LG: Honestly, I just find those ideals very troubling, especially right now, in the midst of the Epstein scandal—a man obsessed with the type of children that are all too often sexualized not just by outlier men, but by the media itself. I wanted to shine a light on it because, despite the blatant creepiness of the sexy baby/schoolgirl slut thing (and all the pedophiliac overtones they carry), these ideals have, essentially, become normalized. I have a problem with that. And I don’t really care if that qualifies as kink-shaming or fetish-shaming. Fetishes and kinks should be looked at critically, particularly if they’re this problematic. The fact that our culture seems alarmingly permissive of fetishizing very young, innocent girls is gross. So I wanted to show Cate trying to turn herself into a sexy baby/schoolgirl slut—since that’s what she thinks men find most attractive, based on popular culture—because it serves as an example of how the media’s male-centric caricature of female sexuality has a negative impact on women and girls.

DS: There seemed to be a lot of red herrings peppered throughout the story. At some points, it seemed like Graham and Cate might end up together, what with there being moments of intimacy, even tenderness, between them. Then it also seemed like Cate might kill Graham by pushing him off the balcony. She had ample opportunity and even admitted to considering the idea. Were you intentionally trying to trick the reader into expecting a different outcome?

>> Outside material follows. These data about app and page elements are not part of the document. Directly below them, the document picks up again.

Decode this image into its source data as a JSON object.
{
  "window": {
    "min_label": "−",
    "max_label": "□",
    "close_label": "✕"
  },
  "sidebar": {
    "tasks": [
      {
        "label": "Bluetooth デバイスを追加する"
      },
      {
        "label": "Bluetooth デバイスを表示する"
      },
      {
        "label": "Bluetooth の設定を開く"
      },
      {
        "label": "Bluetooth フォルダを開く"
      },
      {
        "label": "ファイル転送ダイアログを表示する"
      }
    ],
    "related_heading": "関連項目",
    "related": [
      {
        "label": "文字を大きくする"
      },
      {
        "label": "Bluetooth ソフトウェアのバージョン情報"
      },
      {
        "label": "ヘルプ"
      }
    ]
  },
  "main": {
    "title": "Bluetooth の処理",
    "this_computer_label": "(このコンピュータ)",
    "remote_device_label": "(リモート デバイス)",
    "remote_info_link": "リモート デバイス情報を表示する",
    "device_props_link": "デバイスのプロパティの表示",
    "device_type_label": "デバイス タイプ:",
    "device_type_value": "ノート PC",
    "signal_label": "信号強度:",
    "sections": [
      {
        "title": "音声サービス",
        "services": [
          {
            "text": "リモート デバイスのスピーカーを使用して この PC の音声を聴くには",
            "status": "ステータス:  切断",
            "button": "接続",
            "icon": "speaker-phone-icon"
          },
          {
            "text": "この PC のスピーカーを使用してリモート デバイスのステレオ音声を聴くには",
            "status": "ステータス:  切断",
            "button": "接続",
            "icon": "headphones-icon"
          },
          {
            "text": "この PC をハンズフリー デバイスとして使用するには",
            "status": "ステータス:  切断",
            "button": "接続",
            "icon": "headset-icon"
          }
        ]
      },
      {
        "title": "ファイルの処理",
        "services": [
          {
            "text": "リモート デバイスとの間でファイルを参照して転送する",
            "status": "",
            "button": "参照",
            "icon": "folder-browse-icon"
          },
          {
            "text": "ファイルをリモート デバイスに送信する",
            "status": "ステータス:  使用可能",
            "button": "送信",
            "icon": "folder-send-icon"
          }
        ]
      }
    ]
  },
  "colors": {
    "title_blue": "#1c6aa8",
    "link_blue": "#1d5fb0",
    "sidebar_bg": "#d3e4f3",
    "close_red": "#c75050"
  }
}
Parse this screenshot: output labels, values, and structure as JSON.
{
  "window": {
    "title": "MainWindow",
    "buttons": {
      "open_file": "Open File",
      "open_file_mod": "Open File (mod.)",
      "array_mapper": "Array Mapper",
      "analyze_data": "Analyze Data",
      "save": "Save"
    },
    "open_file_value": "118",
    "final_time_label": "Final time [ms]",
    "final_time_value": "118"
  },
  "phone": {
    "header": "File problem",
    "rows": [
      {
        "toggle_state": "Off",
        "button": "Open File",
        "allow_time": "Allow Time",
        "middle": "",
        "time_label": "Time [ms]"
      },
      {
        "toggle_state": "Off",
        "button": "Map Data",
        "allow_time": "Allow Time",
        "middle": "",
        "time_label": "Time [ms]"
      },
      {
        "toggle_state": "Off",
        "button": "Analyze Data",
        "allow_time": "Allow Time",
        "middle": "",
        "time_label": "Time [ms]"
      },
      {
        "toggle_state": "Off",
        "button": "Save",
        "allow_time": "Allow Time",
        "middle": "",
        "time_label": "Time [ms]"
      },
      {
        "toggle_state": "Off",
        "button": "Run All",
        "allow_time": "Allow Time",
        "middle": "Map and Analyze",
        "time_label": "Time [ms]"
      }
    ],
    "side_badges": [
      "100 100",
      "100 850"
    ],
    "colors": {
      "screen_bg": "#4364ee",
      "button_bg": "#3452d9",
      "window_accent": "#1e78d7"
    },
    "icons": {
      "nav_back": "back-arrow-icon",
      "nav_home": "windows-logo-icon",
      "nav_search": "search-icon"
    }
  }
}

And did you ever think about actually going through with one of those alternative endings?

LG: I wasn’t trying to make the ending impossible to predict or anything like that—I don’t think predictable endings are inherently bad—but I do love red herrings, and I envisioned this story as having some mystery-and-suspense vibes, so I wanted to keep the reader guessing.

In an early version of the story, I did imagine Cate and Graham ending up together—but, once I actually started refining and writing it, I realized I preferred the idea of Graham being hostile to Cate, and as soon as their dynamic became a toxic one, I took romance off the table. Ultimately, I think that was for the best: too many stories end up with the male and female leads riding off into the sunset, even when it doesn’t serve the narrative or characters. In this case, Graham and Cate are both self-loathing narcissists—they’d be a terrible couple.